Life is about to get measurably more difficult for hundreds of thousands of Syrian refugees in Lebanon. Because of a funding shortfall, the World Food Program is forced to reduce by half the amount of food assistance it provides to hundreds of thousands of Syrian refugees living outside of refugee camps.
Most Syrian refugees in Lebanon are not in camps. Rather, they are mixed in with the local population. But unlike the local population, they have far less access to work and school. So, they rely on assistance from international humanitarian groups, this includes food assistance from the WFP in the form of e-cards.
These are essentially debit cards that the WFP and the Mastercard Foundation debuted in in Lebanon two years ago to replace direct assistance and paper vouchers. Each month, the WFP loads $27 per person onto these cards, which can be used in local shops to purchase food and other essential items. This gets food efficiently into the mouths of people who need it the most, and has the added benefit of propping up local economies, which are often under strain by the influx of refugees.
WFP’s funding crisis is region-wide. It warns that if it doesn’t immediately receive funds by the end of August, it iwill have to cut assistance to 440,000 refugees living outside of camps in Jordan. And if donors don’t contribute $139 million by September, there will be huge, region wide food assistance cuts for Syrian refugees.

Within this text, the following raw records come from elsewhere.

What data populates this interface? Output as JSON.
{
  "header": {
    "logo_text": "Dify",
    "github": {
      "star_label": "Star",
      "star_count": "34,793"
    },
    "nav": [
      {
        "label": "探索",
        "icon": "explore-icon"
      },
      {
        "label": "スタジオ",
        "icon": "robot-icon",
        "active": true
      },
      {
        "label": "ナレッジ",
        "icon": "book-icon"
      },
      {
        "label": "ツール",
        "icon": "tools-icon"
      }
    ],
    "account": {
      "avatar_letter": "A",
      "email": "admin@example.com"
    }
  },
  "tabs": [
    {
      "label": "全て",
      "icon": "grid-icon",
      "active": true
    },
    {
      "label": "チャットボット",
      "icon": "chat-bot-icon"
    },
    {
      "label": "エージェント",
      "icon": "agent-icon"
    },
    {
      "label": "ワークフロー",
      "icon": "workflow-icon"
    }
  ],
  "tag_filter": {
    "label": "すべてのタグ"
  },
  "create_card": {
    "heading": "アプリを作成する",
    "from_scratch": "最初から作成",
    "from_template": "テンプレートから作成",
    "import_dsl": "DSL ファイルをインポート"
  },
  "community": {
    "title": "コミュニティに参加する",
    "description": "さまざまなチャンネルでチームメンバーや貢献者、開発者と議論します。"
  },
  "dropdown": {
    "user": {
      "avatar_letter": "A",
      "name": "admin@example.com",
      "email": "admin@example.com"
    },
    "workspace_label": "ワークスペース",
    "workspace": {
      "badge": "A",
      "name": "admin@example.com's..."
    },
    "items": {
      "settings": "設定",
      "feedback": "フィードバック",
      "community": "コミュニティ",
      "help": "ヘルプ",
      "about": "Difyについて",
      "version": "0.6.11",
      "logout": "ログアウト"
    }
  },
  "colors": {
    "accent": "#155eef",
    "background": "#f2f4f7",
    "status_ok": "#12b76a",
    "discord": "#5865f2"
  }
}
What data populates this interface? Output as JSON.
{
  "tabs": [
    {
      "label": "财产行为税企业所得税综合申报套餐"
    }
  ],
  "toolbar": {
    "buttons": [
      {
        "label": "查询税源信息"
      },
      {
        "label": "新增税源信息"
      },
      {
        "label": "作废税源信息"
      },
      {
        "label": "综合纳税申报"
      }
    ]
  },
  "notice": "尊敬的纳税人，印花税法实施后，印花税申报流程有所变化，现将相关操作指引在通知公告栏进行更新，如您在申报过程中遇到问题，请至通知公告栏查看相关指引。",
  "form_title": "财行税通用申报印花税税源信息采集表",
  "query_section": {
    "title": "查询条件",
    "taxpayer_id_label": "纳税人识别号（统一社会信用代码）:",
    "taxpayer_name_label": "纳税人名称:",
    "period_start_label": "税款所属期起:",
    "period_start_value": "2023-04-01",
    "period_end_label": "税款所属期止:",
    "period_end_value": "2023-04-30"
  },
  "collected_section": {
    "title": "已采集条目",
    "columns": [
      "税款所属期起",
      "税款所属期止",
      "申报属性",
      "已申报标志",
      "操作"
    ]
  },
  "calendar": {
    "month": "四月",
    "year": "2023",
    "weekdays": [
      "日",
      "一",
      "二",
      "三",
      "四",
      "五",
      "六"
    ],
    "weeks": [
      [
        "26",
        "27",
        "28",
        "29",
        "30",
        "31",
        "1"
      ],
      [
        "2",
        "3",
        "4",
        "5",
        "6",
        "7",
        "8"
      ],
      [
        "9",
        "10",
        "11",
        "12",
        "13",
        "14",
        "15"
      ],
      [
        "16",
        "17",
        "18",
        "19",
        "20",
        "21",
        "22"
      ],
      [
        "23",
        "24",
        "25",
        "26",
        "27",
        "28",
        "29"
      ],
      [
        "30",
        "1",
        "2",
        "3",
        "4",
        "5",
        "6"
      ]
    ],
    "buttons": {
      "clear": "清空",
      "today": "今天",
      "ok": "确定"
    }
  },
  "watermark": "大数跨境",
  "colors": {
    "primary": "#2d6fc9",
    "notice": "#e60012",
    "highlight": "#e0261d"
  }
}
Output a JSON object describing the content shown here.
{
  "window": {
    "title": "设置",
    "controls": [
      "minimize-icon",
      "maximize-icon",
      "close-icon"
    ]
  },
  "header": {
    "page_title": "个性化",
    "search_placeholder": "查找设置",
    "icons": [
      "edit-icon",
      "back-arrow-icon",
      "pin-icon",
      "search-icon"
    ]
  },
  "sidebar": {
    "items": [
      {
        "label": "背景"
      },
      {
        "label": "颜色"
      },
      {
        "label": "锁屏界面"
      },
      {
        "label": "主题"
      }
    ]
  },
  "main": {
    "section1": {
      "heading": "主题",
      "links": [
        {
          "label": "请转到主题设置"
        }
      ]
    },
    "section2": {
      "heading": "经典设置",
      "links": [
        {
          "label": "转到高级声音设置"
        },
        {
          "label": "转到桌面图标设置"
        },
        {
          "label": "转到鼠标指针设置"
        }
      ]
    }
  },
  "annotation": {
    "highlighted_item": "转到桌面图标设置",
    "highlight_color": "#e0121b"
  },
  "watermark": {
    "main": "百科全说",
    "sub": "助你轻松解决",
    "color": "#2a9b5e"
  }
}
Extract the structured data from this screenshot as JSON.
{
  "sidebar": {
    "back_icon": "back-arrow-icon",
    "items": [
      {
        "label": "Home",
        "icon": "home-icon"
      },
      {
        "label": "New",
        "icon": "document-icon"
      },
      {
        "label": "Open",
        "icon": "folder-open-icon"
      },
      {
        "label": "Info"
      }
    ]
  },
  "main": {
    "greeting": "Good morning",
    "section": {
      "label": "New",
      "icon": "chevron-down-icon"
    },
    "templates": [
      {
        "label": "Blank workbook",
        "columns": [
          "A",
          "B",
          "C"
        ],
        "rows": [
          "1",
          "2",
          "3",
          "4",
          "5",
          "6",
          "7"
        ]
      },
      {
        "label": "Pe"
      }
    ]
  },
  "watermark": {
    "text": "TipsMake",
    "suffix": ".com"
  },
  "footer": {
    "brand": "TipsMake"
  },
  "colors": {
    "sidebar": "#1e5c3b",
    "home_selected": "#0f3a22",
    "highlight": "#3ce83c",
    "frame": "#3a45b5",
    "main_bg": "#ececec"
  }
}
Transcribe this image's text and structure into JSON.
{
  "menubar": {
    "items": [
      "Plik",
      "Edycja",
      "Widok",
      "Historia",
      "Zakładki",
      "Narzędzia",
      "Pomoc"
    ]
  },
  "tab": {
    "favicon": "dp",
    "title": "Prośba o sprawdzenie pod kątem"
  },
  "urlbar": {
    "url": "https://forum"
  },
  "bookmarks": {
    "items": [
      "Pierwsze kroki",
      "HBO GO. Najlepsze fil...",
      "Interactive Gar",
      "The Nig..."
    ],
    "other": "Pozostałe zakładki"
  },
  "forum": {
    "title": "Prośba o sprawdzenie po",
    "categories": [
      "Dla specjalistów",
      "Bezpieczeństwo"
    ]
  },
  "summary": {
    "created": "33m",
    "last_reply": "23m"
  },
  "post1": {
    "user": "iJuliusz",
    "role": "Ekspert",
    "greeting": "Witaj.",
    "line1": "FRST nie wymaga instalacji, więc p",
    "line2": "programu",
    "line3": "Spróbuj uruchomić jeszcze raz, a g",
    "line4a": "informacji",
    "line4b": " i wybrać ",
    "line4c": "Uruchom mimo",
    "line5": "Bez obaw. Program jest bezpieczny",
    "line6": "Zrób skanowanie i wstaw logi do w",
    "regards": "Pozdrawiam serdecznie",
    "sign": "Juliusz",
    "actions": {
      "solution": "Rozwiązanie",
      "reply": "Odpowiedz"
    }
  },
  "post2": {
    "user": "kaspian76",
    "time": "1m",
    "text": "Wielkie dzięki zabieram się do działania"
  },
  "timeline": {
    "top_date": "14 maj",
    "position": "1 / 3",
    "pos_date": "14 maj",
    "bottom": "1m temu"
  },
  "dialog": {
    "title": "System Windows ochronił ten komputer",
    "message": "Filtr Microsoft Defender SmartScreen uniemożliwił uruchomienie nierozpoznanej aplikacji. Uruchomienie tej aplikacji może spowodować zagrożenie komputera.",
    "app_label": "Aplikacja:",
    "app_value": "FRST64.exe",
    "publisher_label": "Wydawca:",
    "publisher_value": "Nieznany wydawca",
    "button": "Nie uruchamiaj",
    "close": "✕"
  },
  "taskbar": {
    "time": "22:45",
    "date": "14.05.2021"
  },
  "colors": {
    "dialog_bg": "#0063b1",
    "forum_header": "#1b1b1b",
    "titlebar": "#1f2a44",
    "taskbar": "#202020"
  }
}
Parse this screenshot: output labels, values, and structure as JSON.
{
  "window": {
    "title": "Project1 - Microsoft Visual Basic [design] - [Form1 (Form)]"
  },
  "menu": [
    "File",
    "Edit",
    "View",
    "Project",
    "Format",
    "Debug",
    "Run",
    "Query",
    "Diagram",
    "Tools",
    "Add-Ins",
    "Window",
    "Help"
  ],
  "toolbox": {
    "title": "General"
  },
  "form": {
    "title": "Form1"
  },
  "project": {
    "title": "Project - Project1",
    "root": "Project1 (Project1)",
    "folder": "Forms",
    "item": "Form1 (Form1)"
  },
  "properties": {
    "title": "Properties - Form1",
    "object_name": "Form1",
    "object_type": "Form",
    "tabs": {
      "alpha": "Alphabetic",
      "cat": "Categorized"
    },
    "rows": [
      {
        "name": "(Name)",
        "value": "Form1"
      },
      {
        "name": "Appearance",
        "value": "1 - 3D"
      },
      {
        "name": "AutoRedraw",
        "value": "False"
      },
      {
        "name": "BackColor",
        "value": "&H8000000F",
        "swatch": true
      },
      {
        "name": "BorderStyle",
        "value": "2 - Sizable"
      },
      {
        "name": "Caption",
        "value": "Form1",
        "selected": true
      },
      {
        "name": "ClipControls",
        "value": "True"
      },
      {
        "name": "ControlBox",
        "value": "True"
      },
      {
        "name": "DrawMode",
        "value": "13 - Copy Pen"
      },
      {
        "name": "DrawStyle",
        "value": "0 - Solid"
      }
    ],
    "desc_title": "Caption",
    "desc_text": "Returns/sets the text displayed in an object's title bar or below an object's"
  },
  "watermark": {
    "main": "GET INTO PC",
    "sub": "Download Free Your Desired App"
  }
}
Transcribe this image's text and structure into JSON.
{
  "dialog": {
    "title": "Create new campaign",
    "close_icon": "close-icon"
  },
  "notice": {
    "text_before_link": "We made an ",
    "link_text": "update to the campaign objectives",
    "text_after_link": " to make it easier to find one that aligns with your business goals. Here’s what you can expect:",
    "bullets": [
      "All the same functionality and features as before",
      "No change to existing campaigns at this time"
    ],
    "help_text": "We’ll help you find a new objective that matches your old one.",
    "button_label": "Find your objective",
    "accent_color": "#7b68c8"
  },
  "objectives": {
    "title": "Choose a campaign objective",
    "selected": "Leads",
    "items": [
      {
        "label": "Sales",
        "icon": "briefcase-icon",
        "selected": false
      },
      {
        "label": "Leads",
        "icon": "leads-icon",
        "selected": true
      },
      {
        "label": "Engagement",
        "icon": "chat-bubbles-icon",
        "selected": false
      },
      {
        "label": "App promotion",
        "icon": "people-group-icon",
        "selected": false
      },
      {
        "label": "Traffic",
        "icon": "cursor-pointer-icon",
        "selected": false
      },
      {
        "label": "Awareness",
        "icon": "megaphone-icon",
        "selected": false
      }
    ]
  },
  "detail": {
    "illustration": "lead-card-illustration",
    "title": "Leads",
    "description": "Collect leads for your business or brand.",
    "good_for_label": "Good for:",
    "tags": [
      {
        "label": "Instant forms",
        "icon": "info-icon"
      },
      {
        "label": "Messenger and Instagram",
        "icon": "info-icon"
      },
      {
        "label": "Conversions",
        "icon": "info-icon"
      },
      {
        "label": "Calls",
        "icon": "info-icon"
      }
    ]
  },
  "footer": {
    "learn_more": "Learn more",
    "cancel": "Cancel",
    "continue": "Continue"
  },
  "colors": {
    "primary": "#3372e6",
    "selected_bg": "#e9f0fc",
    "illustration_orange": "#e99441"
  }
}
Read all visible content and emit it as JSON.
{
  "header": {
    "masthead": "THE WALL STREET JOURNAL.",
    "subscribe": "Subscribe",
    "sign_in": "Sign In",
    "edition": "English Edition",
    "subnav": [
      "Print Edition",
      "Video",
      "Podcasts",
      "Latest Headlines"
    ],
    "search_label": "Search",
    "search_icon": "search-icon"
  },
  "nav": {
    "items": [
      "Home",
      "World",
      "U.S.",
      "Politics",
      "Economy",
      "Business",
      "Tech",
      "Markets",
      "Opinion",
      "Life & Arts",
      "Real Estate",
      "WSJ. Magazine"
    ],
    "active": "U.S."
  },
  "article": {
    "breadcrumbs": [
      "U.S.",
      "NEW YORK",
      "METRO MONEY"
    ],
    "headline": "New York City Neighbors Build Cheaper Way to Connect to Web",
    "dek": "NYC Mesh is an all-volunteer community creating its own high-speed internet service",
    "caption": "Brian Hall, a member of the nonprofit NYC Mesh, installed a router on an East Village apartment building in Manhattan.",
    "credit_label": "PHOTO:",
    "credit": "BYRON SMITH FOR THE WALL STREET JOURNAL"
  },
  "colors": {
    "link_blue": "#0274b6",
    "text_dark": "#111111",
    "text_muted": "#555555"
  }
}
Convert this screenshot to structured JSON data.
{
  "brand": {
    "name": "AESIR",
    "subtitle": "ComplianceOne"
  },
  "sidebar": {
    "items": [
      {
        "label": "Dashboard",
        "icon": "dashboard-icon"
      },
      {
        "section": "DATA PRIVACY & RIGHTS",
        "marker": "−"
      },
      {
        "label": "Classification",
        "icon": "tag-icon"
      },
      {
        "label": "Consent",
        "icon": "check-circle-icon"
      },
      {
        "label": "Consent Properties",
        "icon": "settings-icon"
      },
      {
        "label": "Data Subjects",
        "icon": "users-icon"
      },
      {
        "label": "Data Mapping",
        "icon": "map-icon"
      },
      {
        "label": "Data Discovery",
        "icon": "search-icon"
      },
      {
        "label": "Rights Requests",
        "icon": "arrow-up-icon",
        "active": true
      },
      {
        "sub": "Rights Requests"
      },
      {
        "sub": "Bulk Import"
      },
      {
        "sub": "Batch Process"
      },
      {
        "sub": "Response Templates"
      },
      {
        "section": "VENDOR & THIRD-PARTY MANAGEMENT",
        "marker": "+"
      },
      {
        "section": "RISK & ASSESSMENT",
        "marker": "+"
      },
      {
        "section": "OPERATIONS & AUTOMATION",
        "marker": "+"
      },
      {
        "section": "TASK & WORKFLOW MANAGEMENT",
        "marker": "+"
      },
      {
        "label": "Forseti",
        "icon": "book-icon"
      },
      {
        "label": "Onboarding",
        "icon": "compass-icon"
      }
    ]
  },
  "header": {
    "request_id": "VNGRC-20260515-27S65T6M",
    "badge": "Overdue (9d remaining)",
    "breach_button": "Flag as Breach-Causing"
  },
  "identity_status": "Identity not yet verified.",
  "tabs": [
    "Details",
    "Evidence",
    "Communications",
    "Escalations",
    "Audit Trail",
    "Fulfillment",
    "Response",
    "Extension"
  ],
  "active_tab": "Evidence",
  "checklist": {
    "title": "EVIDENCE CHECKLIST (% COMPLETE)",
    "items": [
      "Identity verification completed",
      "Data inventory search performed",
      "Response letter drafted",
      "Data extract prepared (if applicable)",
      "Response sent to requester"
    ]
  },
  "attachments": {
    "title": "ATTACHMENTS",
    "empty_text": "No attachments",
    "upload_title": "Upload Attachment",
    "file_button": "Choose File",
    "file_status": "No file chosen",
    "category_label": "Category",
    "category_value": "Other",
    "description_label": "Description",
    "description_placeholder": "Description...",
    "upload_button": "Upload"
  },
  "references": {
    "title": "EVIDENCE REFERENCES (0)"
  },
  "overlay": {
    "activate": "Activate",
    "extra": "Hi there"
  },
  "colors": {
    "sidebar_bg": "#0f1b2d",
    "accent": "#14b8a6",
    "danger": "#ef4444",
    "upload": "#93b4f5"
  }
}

This is clearly a humanitarian disaster. There are 1.1 million Syrian refugees in Lebanon, meaning that about 1 in every 5 people in Lebanon today is a Syrian refugee. In Jordan, there are about 600,000 refugees, meaning about one in every thirteen people in Jordan is a Syrian refugee. Most of these refugees and are mixed in among the local population, with little access to work. They need all the social assistance they can get, but right now, the international community is turning its backs on these refugees.